MINNEAPOLIS (AP) -- The Minnesota Vikings said Friday they will increase their contribution to a downtown stadium to more than $500 million to make sure the project has everything they want as construction of their new home rapidly approaches.
The team had been scheduled to pay $477 million of the stadium's nearly billion-dollar cost. But bids coming in higher than expected made the Vikings worry about losing distinctive design features and having to settle for less than top-end technology, such as ribbon scoreboards and high-definition televisions in concourses.
''The only options were to whack the project, cut significantly back in the building, step back and redesign and try to redraw to a lower number or have the team put in more money,'' team vice president Lester Bagley said. ''That's what our owners decided to do.''
Reconfiguring the stadium design to significantly cut costs would have delayed the project by a year or more, officials said.
The stadium cost could now top $1 billion - with $498 million in public money - if builders need to use the entire pot of available money. Legislators approved the new stadium to replace the Metrodome out of concern that the Vikings could leave the state.
Ceremonial groundbreaking is set for early next month, with the projected opening in 2016. John Wood, a senior executive at Mortenson Construction, said fences will go up around the Metrodome next week and heavy equipment will be moved in. Orders for steel for the new stadium will go in soon, with some specialized beams for the see-through roof coming from Luxembourg.

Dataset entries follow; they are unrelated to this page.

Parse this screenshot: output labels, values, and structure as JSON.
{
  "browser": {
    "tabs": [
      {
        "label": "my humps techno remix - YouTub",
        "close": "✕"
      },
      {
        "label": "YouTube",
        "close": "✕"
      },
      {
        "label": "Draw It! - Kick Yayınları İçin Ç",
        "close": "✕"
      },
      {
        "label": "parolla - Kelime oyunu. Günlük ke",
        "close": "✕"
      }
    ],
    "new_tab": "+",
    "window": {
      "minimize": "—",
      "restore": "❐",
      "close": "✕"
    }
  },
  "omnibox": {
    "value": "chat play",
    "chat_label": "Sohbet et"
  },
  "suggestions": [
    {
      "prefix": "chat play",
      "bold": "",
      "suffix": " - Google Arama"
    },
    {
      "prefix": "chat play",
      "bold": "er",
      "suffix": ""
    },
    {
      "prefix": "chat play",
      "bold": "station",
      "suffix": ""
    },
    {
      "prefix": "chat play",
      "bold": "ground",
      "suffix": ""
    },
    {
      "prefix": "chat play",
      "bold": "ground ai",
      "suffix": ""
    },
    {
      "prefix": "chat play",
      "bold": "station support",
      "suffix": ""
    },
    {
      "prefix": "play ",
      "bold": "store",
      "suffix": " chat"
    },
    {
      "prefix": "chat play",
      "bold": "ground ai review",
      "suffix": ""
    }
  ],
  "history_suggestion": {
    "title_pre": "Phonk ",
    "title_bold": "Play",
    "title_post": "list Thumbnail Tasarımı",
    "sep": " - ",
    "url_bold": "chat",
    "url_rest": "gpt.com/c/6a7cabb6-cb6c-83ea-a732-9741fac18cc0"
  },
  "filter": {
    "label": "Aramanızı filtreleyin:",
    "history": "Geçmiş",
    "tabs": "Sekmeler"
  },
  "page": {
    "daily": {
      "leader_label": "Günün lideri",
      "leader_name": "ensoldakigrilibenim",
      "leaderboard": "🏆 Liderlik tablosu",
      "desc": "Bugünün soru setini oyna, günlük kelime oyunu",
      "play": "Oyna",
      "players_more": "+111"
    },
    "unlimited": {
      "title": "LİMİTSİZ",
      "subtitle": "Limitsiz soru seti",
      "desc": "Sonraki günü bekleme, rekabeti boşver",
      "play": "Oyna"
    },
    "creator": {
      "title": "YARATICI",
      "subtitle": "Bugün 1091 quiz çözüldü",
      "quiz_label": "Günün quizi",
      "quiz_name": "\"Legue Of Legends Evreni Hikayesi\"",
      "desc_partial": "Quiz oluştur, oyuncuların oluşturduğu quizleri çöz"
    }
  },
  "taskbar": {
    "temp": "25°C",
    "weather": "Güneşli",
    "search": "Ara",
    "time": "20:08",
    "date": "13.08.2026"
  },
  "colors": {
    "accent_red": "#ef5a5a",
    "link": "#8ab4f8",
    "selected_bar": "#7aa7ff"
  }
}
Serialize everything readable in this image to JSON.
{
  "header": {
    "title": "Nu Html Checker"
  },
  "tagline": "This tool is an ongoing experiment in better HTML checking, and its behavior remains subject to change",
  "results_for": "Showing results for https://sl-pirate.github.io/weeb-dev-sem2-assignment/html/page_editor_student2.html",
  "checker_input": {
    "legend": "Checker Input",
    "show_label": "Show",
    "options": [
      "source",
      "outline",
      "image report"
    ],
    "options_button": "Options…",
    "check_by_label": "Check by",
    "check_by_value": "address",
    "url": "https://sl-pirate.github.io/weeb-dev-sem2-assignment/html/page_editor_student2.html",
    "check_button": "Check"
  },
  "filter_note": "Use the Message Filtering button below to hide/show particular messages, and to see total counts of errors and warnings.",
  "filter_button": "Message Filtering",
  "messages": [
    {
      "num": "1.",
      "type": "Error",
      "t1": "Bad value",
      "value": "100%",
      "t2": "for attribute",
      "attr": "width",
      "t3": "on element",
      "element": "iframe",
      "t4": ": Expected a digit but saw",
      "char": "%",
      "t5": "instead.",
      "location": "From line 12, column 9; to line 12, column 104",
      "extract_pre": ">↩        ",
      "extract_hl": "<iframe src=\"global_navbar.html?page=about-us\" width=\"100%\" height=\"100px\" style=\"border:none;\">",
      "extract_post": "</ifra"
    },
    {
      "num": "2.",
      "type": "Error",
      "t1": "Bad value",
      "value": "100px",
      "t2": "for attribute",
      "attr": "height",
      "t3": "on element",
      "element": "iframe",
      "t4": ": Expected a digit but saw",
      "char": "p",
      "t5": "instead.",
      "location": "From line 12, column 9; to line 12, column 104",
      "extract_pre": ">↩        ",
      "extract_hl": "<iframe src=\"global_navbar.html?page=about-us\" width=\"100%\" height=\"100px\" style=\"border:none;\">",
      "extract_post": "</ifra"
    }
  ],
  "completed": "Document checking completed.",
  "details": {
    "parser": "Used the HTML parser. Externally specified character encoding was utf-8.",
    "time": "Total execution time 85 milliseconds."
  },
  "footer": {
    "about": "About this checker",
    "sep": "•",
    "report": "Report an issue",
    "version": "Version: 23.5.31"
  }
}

The Vikings play their last game in the Metrodome on Dec. 29, ending a three-decade run for the Teflon-topped stadium that has hosted the Super Bowl, the Final Four, the World Series and countless monster truck rallies. A three-month demolition phase will start in mid-January.
The Vikings were closing on their private financing Friday. They are using loans, seat license sales, a naming rights deal and other private revenue streams.
The Vikings' extra contribution comes in the form of a letter of credit guaranteed by owner Zygi Wilf, a real estate mogul. The contingency would be tapped if construction officials can't find savings elsewhere.
But the attempt to shave costs has been unsuccessful so far.
Minnesota Sports Facilities Authority chairwoman Michele Kelm-Helgen said the rising costs are a sign of an improving economy.
''The good news: Construction is up. The bad news is construction is up and some of our bids were coming in higher than anticipated,'' she said.
Aside from the Vikings $26.4 million letter of credit, the team is also forgoing $15 million in breaks it was due to receive as part of a deal to play two seasons at the University of Minnesota's on-campus stadium during construction.
Wood said builders will still look for cost savings as the project proceeds over the next three years. But he noted that 16,000 man hours went into designing and pricing out stadium features, so planners are confident they will keep to the budget, including the contingency accounts.
''It's there to spend,'' he said.
Overall, the materials and labor for the stadium will cost $763 million. The remainder of the stadium price tag goes for things like architecture, legal fees and insurance.